• _Web page and app entries_:
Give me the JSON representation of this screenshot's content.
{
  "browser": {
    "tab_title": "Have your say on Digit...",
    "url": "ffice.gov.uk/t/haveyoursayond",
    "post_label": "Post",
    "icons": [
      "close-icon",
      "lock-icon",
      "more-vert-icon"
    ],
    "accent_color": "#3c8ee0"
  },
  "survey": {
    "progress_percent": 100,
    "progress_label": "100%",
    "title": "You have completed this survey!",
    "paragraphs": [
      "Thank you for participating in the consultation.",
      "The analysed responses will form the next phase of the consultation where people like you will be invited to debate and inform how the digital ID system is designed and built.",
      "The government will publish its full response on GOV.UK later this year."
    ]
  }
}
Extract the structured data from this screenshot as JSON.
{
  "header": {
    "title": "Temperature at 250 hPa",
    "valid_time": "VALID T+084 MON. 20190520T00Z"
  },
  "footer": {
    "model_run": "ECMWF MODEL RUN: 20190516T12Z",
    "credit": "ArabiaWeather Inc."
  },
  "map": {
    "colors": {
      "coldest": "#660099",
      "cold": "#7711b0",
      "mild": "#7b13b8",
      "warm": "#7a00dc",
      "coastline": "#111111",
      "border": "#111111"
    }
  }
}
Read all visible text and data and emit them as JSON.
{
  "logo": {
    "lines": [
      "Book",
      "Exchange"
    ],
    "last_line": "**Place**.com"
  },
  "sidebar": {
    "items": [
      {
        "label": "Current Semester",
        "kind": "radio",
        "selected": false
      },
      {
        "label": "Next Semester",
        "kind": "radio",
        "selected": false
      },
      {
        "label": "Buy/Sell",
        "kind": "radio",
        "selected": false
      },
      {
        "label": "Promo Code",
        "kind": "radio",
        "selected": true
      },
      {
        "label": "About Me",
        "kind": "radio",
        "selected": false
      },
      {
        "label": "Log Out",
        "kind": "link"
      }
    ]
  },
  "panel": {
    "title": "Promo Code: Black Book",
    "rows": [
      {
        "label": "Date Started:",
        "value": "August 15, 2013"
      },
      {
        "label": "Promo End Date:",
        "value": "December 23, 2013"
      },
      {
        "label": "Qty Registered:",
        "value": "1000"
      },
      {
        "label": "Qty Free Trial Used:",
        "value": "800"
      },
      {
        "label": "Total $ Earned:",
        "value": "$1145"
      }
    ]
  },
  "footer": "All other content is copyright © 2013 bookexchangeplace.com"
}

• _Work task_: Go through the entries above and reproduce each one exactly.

• _Expected answer_:
Give me the JSON representation of this screenshot's content.
{
  "browser": {
    "tab_title": "Have your say on Digit...",
    "url": "ffice.gov.uk/t/haveyoursayond",
    "post_label": "Post",
    "icons": [
      "close-icon",
      "lock-icon",
      "more-vert-icon"
    ],
    "accent_color": "#3c8ee0"
  },
  "survey": {
    "progress_percent": 100,
    "progress_label": "100%",
    "title": "You have completed this survey!",
    "paragraphs": [
      "Thank you for participating in the consultation.",
      "The analysed responses will form the next phase of the consultation where people like you will be invited to debate and inform how the digital ID system is designed and built.",
      "The government will publish its full response on GOV.UK later this year."
    ]
  }
}
Extract the structured data from this screenshot as JSON.
{
  "header": {
    "title": "Temperature at 250 hPa",
    "valid_time": "VALID T+084 MON. 20190520T00Z"
  },
  "footer": {
    "model_run": "ECMWF MODEL RUN: 20190516T12Z",
    "credit": "ArabiaWeather Inc."
  },
  "map": {
    "colors": {
      "coldest": "#660099",
      "cold": "#7711b0",
      "mild": "#7b13b8",
      "warm": "#7a00dc",
      "coastline": "#111111",
      "border": "#111111"
    }
  }
}
Read all visible text and data and emit them as JSON.
{
  "logo": {
    "lines": [
      "Book",
      "Exchange"
    ],
    "last_line": "**Place**.com"
  },
  "sidebar": {
    "items": [
      {
        "label": "Current Semester",
        "kind": "radio",
        "selected": false
      },
      {
        "label": "Next Semester",
        "kind": "radio",
        "selected": false
      },
      {
        "label": "Buy/Sell",
        "kind": "radio",
        "selected": false
      },
      {
        "label": "Promo Code",
        "kind": "radio",
        "selected": true
      },
      {
        "label": "About Me",
        "kind": "radio",
        "selected": false
      },
      {
        "label": "Log Out",
        "kind": "link"
      }
    ]
  },
  "panel": {
    "title": "Promo Code: Black Book",
    "rows": [
      {
        "label": "Date Started:",
        "value": "August 15, 2013"
      },
      {
        "label": "Promo End Date:",
        "value": "December 23, 2013"
      },
      {
        "label": "Qty Registered:",
        "value": "1000"
      },
      {
        "label": "Qty Free Trial Used:",
        "value": "800"
      },
      {
        "label": "Total $ Earned:",
        "value": "$1145"
      }
    ]
  },
  "footer": "All other content is copyright © 2013 bookexchangeplace.com"
}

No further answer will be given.